According to Prof. Marcos Sepulveda, from the School of Engineering at Pontificia Universidad Católica de Chile, “Chile has not yet adopted Big Data in a significant manner. Data from the ENTI 2014 (National Study on Information Technology), shows that out of 142 CIO (Chief Information Officer) surveyed, only 4.2% said this technology was in use in their organization. Interest in Big Data is nevertheless confirmed, since 21.8% of respondents revealed they had plans to implement it in the short term.” In this article, two exemples of chilean initiative in Big Data, namely datacenters and Large Synoptic Survey Telescope will be discussed.
Written by Philippe Roesle, Embassy of Switzerland in the United Kingdom
The availability and accessibility of data is by no means an end-point; in fact, it is only the beginning. If data strives to offer an added value to prospective end-users, it must be sorted, analysed, visualised and fully interpreted. The availability of various types of data constitutes a very fertile playing field for nascent startup companies.

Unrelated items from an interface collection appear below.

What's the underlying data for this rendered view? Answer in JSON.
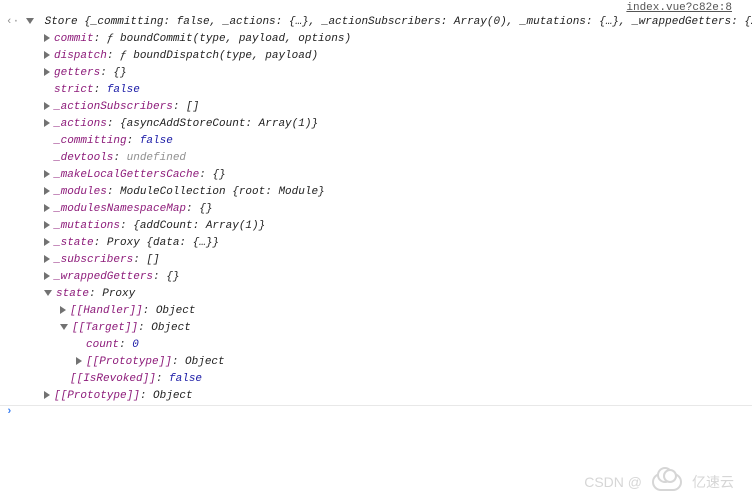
{
  "source": "index.vue?c82e:8",
  "header": "Store {_committing: false, _actions: {…}, _actionSubscribers: Array(0), _mutations: {…}, _wrappedGetters: {…}, …}",
  "info_badge": "i",
  "rows": [
    {
      "expand": "right",
      "indent": 1,
      "key": "commit",
      "sep": ": ",
      "valClass": "summary",
      "val": "ƒ boundCommit(type, payload, options)"
    },
    {
      "expand": "right",
      "indent": 1,
      "key": "dispatch",
      "sep": ": ",
      "valClass": "summary",
      "val": "ƒ boundDispatch(type, payload)"
    },
    {
      "expand": "right",
      "indent": 1,
      "key": "getters",
      "sep": ": ",
      "valClass": "summary",
      "val": "{}"
    },
    {
      "expand": "none",
      "indent": 1,
      "key": "strict",
      "sep": ": ",
      "valClass": "val-kw",
      "val": "false"
    },
    {
      "expand": "right",
      "indent": 1,
      "key": "_actionSubscribers",
      "sep": ": ",
      "valClass": "summary",
      "val": "[]"
    },
    {
      "expand": "right",
      "indent": 1,
      "key": "_actions",
      "sep": ": ",
      "valClass": "summary",
      "val": "{asyncAddStoreCount: Array(1)}"
    },
    {
      "expand": "none",
      "indent": 1,
      "key": "_committing",
      "sep": ": ",
      "valClass": "val-kw",
      "val": "false"
    },
    {
      "expand": "none",
      "indent": 1,
      "key": "_devtools",
      "sep": ": ",
      "valClass": "val-gray",
      "val": "undefined"
    },
    {
      "expand": "right",
      "indent": 1,
      "key": "_makeLocalGettersCache",
      "sep": ": ",
      "valClass": "summary",
      "val": "{}"
    },
    {
      "expand": "right",
      "indent": 1,
      "key": "_modules",
      "sep": ": ",
      "valClass": "summary",
      "val": "ModuleCollection {root: Module}"
    },
    {
      "expand": "right",
      "indent": 1,
      "key": "_modulesNamespaceMap",
      "sep": ": ",
      "valClass": "summary",
      "val": "{}"
    },
    {
      "expand": "right",
      "indent": 1,
      "key": "_mutations",
      "sep": ": ",
      "valClass": "summary",
      "val": "{addCount: Array(1)}"
    },
    {
      "expand": "right",
      "indent": 1,
      "key": "_state",
      "sep": ": ",
      "valClass": "summary",
      "val": "Proxy {data: {…}}"
    },
    {
      "expand": "right",
      "indent": 1,
      "key": "_subscribers",
      "sep": ": ",
      "valClass": "summary",
      "val": "[]"
    },
    {
      "expand": "right",
      "indent": 1,
      "key": "_wrappedGetters",
      "sep": ": ",
      "valClass": "summary",
      "val": "{}"
    },
    {
      "expand": "down",
      "indent": 1,
      "key": "state",
      "sep": ": ",
      "valClass": "summary",
      "val": "Proxy"
    },
    {
      "expand": "right",
      "indent": 2,
      "key": "[[Handler]]",
      "sep": ": ",
      "valClass": "summary",
      "val": "Object"
    },
    {
      "expand": "down",
      "indent": 2,
      "key": "[[Target]]",
      "sep": ": ",
      "valClass": "summary",
      "val": "Object"
    },
    {
      "expand": "none",
      "indent": 3,
      "key": "count",
      "sep": ": ",
      "valClass": "val-num",
      "val": "0"
    },
    {
      "expand": "right",
      "indent": 3,
      "key": "[[Prototype]]",
      "sep": ": ",
      "valClass": "summary",
      "val": "Object"
    },
    {
      "expand": "none",
      "indent": 2,
      "key": "[[IsRevoked]]",
      "sep": ": ",
      "valClass": "val-kw",
      "val": "false"
    },
    {
      "expand": "right",
      "indent": 1,
      "key": "[[Prototype]]",
      "sep": ": ",
      "valClass": "summary",
      "val": "Object"
    }
  ],
  "prompt": "›",
  "watermark": {
    "left": "CSDN @",
    "right": "亿速云"
  }
}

In order to support the exploitation of big and open data, the UK’s national innovation agency, Innovate UK (together with the Omidyar Network), has invested in an interesting non-profit organisation: the Open Data Institute (ODI). Unique in many ways, the ODI not only advocates the release of more public and private sector data as open datasets, it also actively supports the creation of value with a view to achieve social, environmental, and economic impact. For this, the ODI has built a centre of excellence for open data in the fields of research, learning, advocacy, consulting, and startup incubation.
Written by Ruth Theus Baldassarre, Embassy of Switzerland in Italy

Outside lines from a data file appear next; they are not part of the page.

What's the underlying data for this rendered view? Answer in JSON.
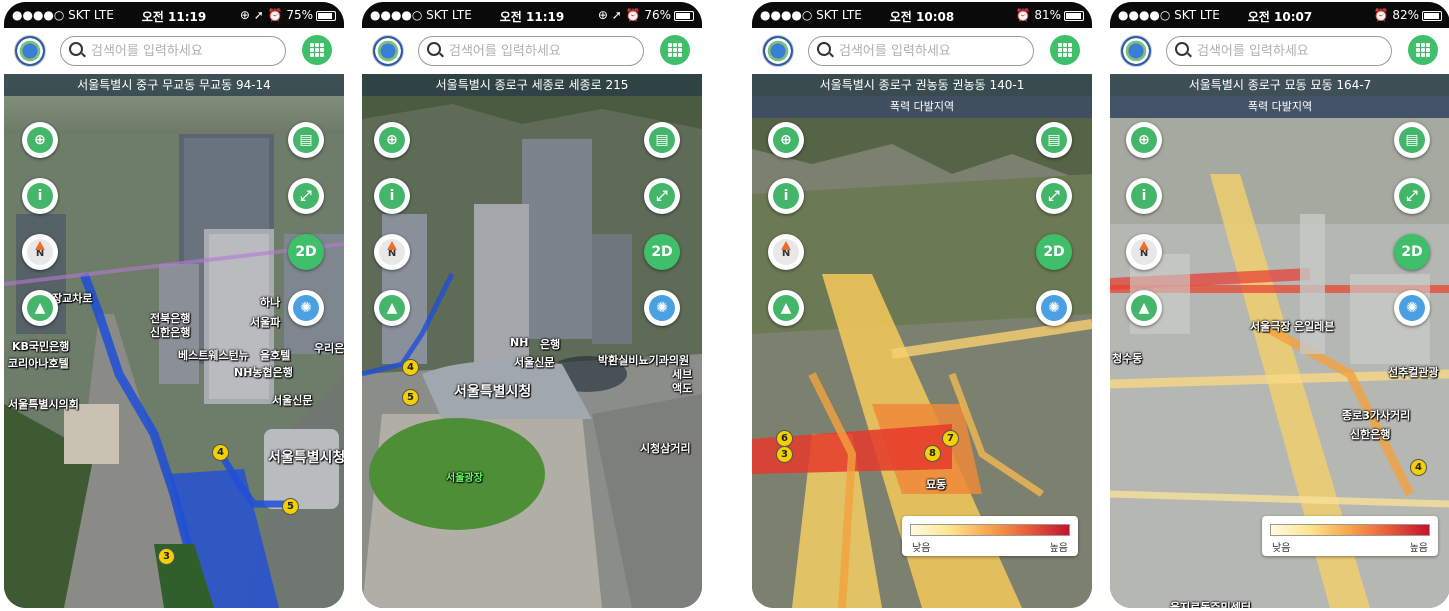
{
  "screens": [
    {
      "status": {
        "carrier": "●●●●○ SKT  LTE",
        "time": "오전 11:19",
        "right": "⊕ ➚ ⏰ 75%",
        "battery": 75
      },
      "search_placeholder": "검색어를 입력하세요",
      "address": "서울특별시 중구 무교동 무교동 94-14",
      "labels": [
        "장교차로",
        "전북은행",
        "신한은행",
        "KB국민은행",
        "코리아나호텔",
        "하나",
        "서울파",
        "베스트웨스턴뉴",
        "을호텔",
        "NH농협은행",
        "우리은",
        "서울특별시의회",
        "서울신문",
        "서울특별시청"
      ],
      "stations": [
        "4",
        "5",
        "3"
      ],
      "btn_2d": "2D"
    },
    {
      "status": {
        "carrier": "●●●●○ SKT  LTE",
        "time": "오전 11:19",
        "right": "⊕ ➚ ⏰ 76%",
        "battery": 76
      },
      "search_placeholder": "검색어를 입력하세요",
      "address": "서울특별시 종로구 세종로 세종로 215",
      "labels": [
        "NH",
        "은행",
        "서울신문",
        "박환실비뇨기과의원",
        "세브",
        "액도",
        "서울특별시청",
        "시청삼거리",
        "서울광장"
      ],
      "stations": [
        "4",
        "5"
      ],
      "btn_2d": "2D"
    },
    {
      "status": {
        "carrier": "●●●●○ SKT  LTE",
        "time": "오전 10:08",
        "right": "⏰ 81%",
        "battery": 81
      },
      "search_placeholder": "검색어를 입력하세요",
      "address": "서울특별시 종로구 권농동 권농동 140-1",
      "note": "폭력 다발지역",
      "labels": [
        "묘동"
      ],
      "stations": [
        "6",
        "3",
        "7",
        "8"
      ],
      "legend": {
        "low": "낮음",
        "high": "높음"
      },
      "btn_2d": "2D"
    },
    {
      "status": {
        "carrier": "●●●●○ SKT  LTE",
        "time": "오전 10:07",
        "right": "⏰ 82%",
        "battery": 82
      },
      "search_placeholder": "검색어를 입력하세요",
      "address": "서울특별시 종로구 묘동 묘동 164-7",
      "note": "폭력 다발지역",
      "labels": [
        "서울극장",
        "은일레븐",
        "청수동",
        "종로3가사거리",
        "신한은행",
        "을지로동주민센터",
        "선추컬관광"
      ],
      "stations": [
        "4"
      ],
      "legend": {
        "low": "낮음",
        "high": "높음"
      },
      "btn_2d": "2D"
    }
  ],
  "colors": {
    "accent": "#3fbf6a",
    "searchBorder": "#9a9a9a",
    "addressBar": "#2f4650",
    "subwayLine": "#1f4fd8",
    "heatLow": "#fffbe0",
    "heatHigh": "#c4122e"
  },
  "icons": [
    "app-logo-icon",
    "search-icon",
    "grid-menu-icon",
    "location-target-icon",
    "shield-info-icon",
    "compass-icon",
    "hiking-icon",
    "layers-icon",
    "fullscreen-icon",
    "siren-icon"
  ]
}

On October 1st 2015, the NRP 75 “Big data”was launced by the Swiss National Science Foundation (SNSF), it focuses on the technical and societal issues raised by big data. The five-year programme, funded with 25 Million CHF, will undertake research on computing (data analysis, algorithm, cryptology), data management/security and infrastructure. In this context it appears interesting to highlight the experience of the Italian Academic & Research Network GARR.
Success stories often begin with collaborations of different partners. This is also the case for the Massachusetts Big Data ecosystem. A main pillar for the success of the state’s big data ecosystem was the Massachusetts Big Data Initiative launched by then-Governor Deval Patrick in 2012. The initiative engages collaboratively with industry, academia, government, and nonprofit partners.

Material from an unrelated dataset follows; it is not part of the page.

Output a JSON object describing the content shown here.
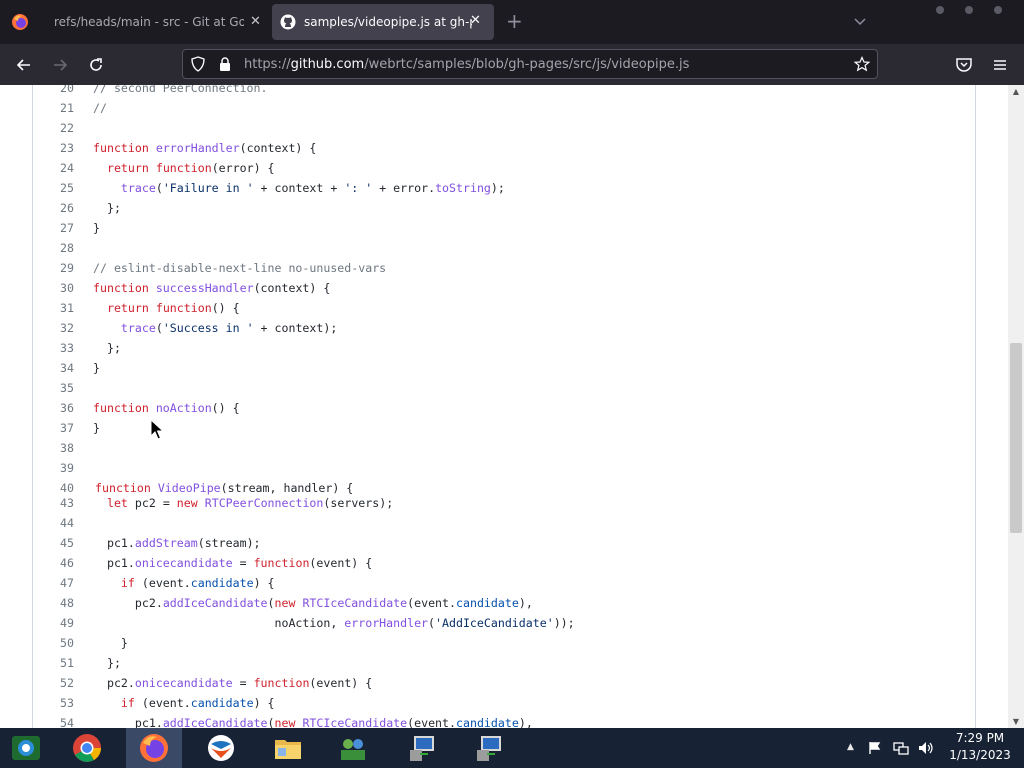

The Innovation Institute at the Massachusetts Technology Collaborative directs the Mass Big Data Initiative to expand, leverage, and deploy regional big data assets and resources, supporting strategic development of new opportunities that will boost Massachusetts’ comparative advantages, and addressing the ecosystem’s unmet needs and barriers.
written by Jacquelene Friedenthal, Embassy of Switzerland in South Africa
Even though South Africa used to lag a little behind other countries in developing new technologies, it is now fully committed to catching up in certain areas. As described in this article, the progress in research linked to Big Data has been tremendous thanks to the implementation of appropriate measures. For instance, the government is creating new higher education and training institutions to overcome the lack of qualified personnel for the development of Big Data. Furthermore, the authorities also support the implementation of real policy for opening data gathered by the government. The private sectors has picked up on these trends and has also begun to invest in new tools using big data to develop predictive models. However, the government is making sure that privacy is preserved thanks to the Protection of the Personal Information Act. Read more about these subjects in this article.
Courtesy of ATA, a SETI Institute. Photos taken by Seth Shostak